Monday, August 28, 2017

I think I know why

I think I've cracked why I hate new movies so much.


It's all comes down to a sense of perspective in the end. I came to this realisation while watching the original remastered Star Trek series. It's wonderfully schlocky, (by today's perspective) misogynist, and yet, I was enthralled. How could that be? Well, it comes down to the wonders of imagination, characters, heady subjects, strong plots and competent and logical progression. Spock would be pleased. It was not because I was captivated by the set design - although it does still hold up surprisingly well - it was because they had well-realised and starkly individualised characters. I would think that if Bones were to be cast today he would be as a 20-something ex Days Of Our Lives automaton who was vetoed for his sex appeal rather than as the best choice for the role. I don't think even Leonard Nimoy would be spared. And herein lies the problem.
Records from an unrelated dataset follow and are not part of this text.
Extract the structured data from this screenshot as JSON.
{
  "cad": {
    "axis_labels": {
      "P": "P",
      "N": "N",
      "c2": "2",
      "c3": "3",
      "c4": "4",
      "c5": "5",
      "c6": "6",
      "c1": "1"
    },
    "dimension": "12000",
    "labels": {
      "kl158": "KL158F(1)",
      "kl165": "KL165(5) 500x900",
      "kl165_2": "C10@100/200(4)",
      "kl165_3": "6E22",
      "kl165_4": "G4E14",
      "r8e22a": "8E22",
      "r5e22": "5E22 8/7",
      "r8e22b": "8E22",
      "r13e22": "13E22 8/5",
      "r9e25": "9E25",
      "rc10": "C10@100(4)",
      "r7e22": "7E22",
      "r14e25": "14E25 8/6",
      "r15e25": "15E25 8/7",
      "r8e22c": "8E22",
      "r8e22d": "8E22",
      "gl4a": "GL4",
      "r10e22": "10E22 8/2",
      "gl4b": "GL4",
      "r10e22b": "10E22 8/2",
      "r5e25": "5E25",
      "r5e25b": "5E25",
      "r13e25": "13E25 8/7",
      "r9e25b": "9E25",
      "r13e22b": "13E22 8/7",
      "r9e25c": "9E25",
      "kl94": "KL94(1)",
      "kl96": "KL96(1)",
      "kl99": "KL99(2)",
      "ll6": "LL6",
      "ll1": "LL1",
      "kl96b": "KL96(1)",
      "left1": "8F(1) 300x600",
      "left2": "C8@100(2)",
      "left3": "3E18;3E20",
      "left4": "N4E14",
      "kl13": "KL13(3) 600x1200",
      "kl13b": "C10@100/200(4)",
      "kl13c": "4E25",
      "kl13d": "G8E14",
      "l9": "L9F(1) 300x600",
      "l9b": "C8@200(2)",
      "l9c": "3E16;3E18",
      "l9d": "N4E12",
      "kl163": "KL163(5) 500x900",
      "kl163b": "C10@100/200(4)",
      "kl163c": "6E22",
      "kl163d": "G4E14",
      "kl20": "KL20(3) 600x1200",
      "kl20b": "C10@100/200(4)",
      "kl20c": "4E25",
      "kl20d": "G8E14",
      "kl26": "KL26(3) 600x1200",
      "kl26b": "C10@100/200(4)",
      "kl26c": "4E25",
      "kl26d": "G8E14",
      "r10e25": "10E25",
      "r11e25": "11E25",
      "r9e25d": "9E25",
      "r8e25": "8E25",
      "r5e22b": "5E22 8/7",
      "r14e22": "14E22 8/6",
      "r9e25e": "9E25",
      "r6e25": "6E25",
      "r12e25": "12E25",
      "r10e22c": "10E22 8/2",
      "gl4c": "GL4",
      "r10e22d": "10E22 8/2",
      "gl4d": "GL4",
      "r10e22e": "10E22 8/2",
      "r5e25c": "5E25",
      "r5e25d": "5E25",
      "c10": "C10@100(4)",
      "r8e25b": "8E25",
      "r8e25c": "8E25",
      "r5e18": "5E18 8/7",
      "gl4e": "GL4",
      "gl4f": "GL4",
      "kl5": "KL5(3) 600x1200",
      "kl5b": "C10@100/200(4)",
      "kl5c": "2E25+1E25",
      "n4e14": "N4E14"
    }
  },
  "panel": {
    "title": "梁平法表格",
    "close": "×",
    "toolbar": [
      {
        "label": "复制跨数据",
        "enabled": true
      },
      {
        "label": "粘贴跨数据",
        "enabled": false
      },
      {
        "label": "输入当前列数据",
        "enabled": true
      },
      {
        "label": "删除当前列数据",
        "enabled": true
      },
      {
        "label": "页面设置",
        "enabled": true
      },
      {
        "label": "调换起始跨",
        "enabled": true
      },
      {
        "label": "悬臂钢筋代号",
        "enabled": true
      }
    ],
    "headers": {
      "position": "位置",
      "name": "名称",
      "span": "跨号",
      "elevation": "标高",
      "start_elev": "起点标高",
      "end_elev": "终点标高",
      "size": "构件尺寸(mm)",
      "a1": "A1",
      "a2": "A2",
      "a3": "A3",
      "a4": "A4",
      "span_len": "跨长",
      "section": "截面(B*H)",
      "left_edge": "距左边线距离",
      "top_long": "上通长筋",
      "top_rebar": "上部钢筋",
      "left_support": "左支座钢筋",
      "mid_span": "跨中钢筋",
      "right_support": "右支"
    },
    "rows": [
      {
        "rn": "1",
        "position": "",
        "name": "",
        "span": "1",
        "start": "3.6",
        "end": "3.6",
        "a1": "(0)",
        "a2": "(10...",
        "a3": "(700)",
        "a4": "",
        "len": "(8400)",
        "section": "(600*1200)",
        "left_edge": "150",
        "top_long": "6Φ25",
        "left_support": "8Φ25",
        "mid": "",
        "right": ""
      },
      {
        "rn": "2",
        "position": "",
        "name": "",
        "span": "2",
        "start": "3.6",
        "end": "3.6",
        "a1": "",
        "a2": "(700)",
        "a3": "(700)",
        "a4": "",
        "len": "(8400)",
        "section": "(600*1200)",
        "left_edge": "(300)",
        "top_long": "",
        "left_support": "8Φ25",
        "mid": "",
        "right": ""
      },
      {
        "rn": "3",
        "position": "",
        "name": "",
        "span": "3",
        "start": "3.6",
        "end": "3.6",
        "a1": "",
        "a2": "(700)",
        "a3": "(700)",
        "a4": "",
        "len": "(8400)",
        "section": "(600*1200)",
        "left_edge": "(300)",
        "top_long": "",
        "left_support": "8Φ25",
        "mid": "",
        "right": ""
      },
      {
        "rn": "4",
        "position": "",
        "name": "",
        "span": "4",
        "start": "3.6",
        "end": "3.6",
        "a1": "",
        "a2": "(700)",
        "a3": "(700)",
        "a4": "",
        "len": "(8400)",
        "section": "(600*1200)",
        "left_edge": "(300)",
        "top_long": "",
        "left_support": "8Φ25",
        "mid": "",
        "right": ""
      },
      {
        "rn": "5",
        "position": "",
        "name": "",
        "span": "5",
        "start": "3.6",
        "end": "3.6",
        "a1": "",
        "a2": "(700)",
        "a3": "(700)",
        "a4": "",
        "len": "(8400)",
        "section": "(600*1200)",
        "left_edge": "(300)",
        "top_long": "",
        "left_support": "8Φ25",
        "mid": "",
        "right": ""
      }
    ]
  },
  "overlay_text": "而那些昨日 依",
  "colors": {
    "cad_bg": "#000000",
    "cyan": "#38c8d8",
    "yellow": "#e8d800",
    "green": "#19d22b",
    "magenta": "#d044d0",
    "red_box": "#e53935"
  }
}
Where once we had characters, actors and stories at the forefront of the directors and producer's list, they now focus on CGI, mass-market appeal and a movie which is more geared towards making a good trailer than a story we care about. Even fairly gifted directors like Ridley Scott have not yet realised this lesson - even though he has had more than enough time to do so. He still puts out pretty amazing-looking trailers ... but pretty poor films which most people hate due to their lack of coherent plot, believable characters or a film which makes any sense in the end. Unfortunately I don't think this current trend is going to subside any time soon, so all we can do now is simply look to the past for solace and remember a time when stories, characters and plot were still revered. It could quite be that movies of yore were forced to do this simply because they couldn't use the visual spectacle to curtail our ability to identify a stupid plot or poorly-realised characters.

So, given what we have learned, directors could simply drop the production value so we can forgive their failures as writers - or at least give a passing grade. And this is why The Room is so good ... because it's so bad. You have your out, Hollywood. I've given you a way of even further maximising your ROI, eh?